May corresponded with Anglo-Saxon Ðrimilcemonað, 'month of three milkings'. "So called because in this month the cattle were milked three times a day," comments Bede, "such was the fertility of Britain or Germany, from whence the English nation came to Britain."
The lunar month corresponding to June was known as Ærra Liða, 'first' or 'preceding' Liða and July was Æfterra Liða, 'following Liða'. Bede writes that "Litha means 'gentle' or 'navigable', because in both these months [June and July] the calm breezes are gentle and they were wont to sail upon the smooth sea." Since the adjective liðe does appear in other Anglo-Saxon contexts meaning 'calm' or 'gentle', along with the verb liðan meaning 'to sail', and a host of other 'lið-' words with nautical connotations, Bede's explanation seems wholly plausible.
Some modern pagan authors have interpreted Liða as the Anglo-Saxon name for the summer solstice due to its symmetry with Yule within the old calendar. Ærra Liða, June, and Æfterra Liða, July, fall before and after the summer solstice just as Ærra Geola, December, and Æfterra Geola, January, fall before and after the winter solstice. But since there is no record of any Anglo-Saxon words related to liða that have a meaning encompassing the concept of 'the sun', this idea remains within the realm of speculation. Of course, one could also speculate that liða refers to the summer solstice because the sun can metaphorically be seen to sail, liðan, across the sky. But since the solstice is the point where the sun appears to stop moving (solstice literally means 'sun-stop' in Latin), sailing would seem an odd choice of metaphor for this particular celestial event.
August was called Weodmonað, 'weed month' (though the word weod could refer to herbs or grass as well as things we think of as weeds). Bede explains that "Weodmonad means 'month of tares' [vetches], for they are plentiful then."
Intriguingly, the heathen Anglo-Saxons named the month corresponding to September, Haligmonað, 'holy month'. Bede comments that the name refers to a "month of sacred rites". Unfortunately, he provides us with no further details. Perhaps this was a time of thanks for the safe return of ships from sea and for the fruits of the summer harvest.
The Anglo-Saxon lunar month corresponding to October was Winterfilleð. Bede comments:
Originally they [the heathen English] divided the year into two seasons, summer and winter, assigning the six months in which the days are longer than the nights to summer, and the other six to winter. Hence, they called the month in which the winter season began "Winterfilleth", a name made up of "winter" and "full Moon", because winter began on the first full moon of that month.
We have some confirmation for Bede's statement above in that medieval Scandinavia followed a similar two season system with winter beginning in mid-October and summer beginning in mid-April.
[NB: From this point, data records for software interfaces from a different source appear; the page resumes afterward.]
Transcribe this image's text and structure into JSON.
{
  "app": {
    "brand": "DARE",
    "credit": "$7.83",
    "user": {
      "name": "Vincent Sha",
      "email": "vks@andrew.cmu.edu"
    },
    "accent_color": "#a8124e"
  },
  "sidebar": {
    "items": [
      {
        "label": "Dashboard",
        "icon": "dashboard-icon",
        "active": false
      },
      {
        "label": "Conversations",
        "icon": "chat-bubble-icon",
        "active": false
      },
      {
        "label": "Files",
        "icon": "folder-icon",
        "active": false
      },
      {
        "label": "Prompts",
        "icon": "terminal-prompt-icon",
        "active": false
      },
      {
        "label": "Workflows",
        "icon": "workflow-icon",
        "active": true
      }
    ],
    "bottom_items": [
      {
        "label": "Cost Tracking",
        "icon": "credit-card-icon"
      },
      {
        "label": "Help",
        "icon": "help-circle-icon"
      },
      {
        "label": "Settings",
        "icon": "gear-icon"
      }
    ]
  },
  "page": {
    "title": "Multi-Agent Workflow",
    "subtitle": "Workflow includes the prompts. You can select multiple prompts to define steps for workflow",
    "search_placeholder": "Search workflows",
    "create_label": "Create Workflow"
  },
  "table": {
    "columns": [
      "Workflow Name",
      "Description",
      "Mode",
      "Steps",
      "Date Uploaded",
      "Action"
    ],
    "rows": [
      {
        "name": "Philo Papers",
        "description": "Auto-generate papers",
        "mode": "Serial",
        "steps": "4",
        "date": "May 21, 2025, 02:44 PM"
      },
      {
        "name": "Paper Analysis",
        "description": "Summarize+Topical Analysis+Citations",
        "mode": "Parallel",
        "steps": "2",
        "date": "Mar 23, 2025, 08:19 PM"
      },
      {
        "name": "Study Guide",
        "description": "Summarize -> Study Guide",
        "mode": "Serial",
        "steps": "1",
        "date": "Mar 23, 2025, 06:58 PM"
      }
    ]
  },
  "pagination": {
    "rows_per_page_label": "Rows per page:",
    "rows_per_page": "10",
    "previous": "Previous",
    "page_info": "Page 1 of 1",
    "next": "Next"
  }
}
In heathen Iceland, the period of two days when winter began was called Veturnætur (Winter Nights) and was a holy time for sacrifice and feasting. Winternights is one of the most popular festivals amongst today's heathens.
November was called Blotmonað, month of blood sacrifices. Bede's commentary is particularly amusing:
Blodmonath is "month of immolations", for then the cattle which were to be slaughtered were consecrated to the gods. Good Jesu, thanks be to thee, who hast turned us away from these vanities and given us to offer to thee the sacrifice of praise.
The Icelandic word for November is similar: Gormánuáðr 'gor-month' or 'slaughtering-month'. In Northern Europe this would be the time of year when any cattle that were unlikely to survive the winter would be killed for meat. The slaughtering would, of course, be done in a ritual manner with offerings made to the gods.